Inverness Courier
Sage, Donald, Memorabilia Domestica; or Parish Life in the North of Scotland (Wick, 1899)
Timespan – Museum without Walls, Scotland’s Clearances Trail App, Helmsdale Heritage and Arts Society (2012)

Clearances Fieldtrip in Kildonan

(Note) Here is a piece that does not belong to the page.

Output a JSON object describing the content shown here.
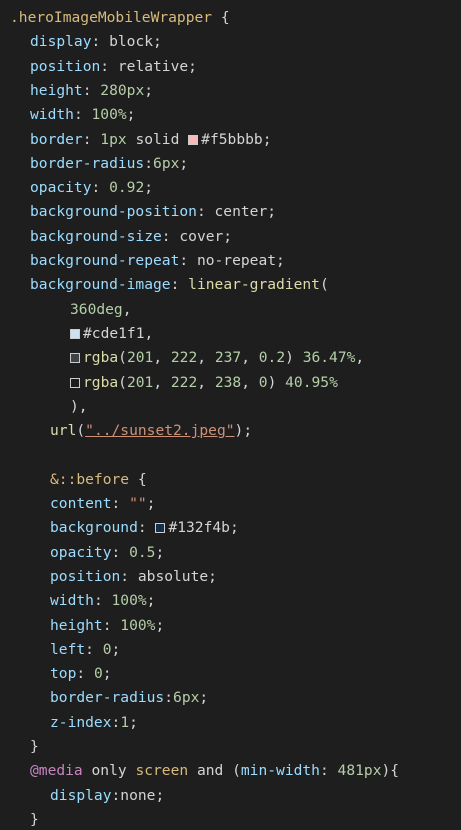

How many people can you cram into a ruined corn-drying kiln?  This was one of the questions that we set themselves as we explored the historical landscape up the Strath of Kildonan a short time ago.  A group of eleven from the University of Aberdeen and the University of the Highlands and Islands met in Helmsdale to put life into our studies of the Highland clearances by retracing the steps of those who resisted, those who resettled on the coast and those who emigrated to Canada.  The group gathered on Friday evening from Inverness, Thurso, Elgin, Aberdeen and Dornoch for a short lecture by Dr Elizabeth Ritchie of UHI’s Centre for History on ‘Why did the Clearances happen’ to give some context for the sites we would visit the following day.  As Saturday dawned clear and chilly, we familiarised ourselves with the new iphone app created by Timespan which formed the basis for our fieldtrip.  Our first stop was only a few miles up the road at Caen where a long stone barrow provides evidence of human habitation as far back as the Neolithic period, and the footings of some longhouses and a corn drying kiln show people still populated the township in the early nineteenth century.  We examined copies of  old maps and birth notifications from the Old Parish Registers which named many of the hundred or so people who used to live and farm what is now a very wet hillside above the river.  The names began to bring the dead stones to life.  Even better examples of houses and kilns were evident at Kilphedir and we saw how people had clustered the buildings together on the higher rocky ground, keeping the fertile fields for crops and the upland pasture for livestock.  West of Kinbrace we searched for the ruins of the meeting house at Achnahui.  Caen might have been wet but it was only going to get worse!  Some judicious bog-hopping brought us to the enclosed burial ground and low walls which are all that remains of the little chapel which served the surrounding community.  Many parishes in the Highlands were too big for one minister so remoter regions had meeting houses and assistant ministers.  For some time Achnahui’s  assistant minister was Donald Sage who later wrote a fascinating account of life in late eighteenth century Kildonan and of the clearances in his book Memorabilia Domestica.  As we stood in the ruin and surveyed the moorland, we imagined the landscape cultivated, fertile and populated.  We played some Gaelic psalm singing, in the lining out tradition, on the laptop and imagined the people walking to the meeting house, bringing with them their stools, to sing and hear the weekly preaching.  Our packed lunches energised us to explore Kinbrace cemetery where we found the grave of one George Grant who had lost an arm serving with the 93rd Highlanders at the disastrous (for the British) Battle of New Orleans in 1815.  Who ever said that nineteenth century people never went more than a few miles from their homes!  Just north of Suisgill we delved further back in time as we inspected the impressive defensive ditches of the Iron Age broch by the river.  Our hopes of discussing the Kildonan riots in the old church, the very spot where the land surveyors were chased from the Strath by angry inhabitants, were thwarted by a locked door.  Instead we gathered round the grave of Alexander Sage, the minister and the father of Donald, and fortified ourselves with fruitcake as Aberdeen’s Professor Marjory Harper explained the events of 1813.  We concluded our fieldtrip by examining the crofting landscape at Marrel to compare how land use changed when people were cleared to the coast.  Sated with history we happily collapsed into Timespan’s café for revivifying cake and tea before trundling down the road via the Emigrants’ Monument and a fleeting glimpse of Dunrobin Castle.  The students (and staff) all had a huge amount of fun exploring Sutherland’s history in a practical way and more fieldtrips are definitely in the pipeline!Image

This is how many people you can fit in a corn-drying kiln.

[Photo belongs to Kirsty Reid]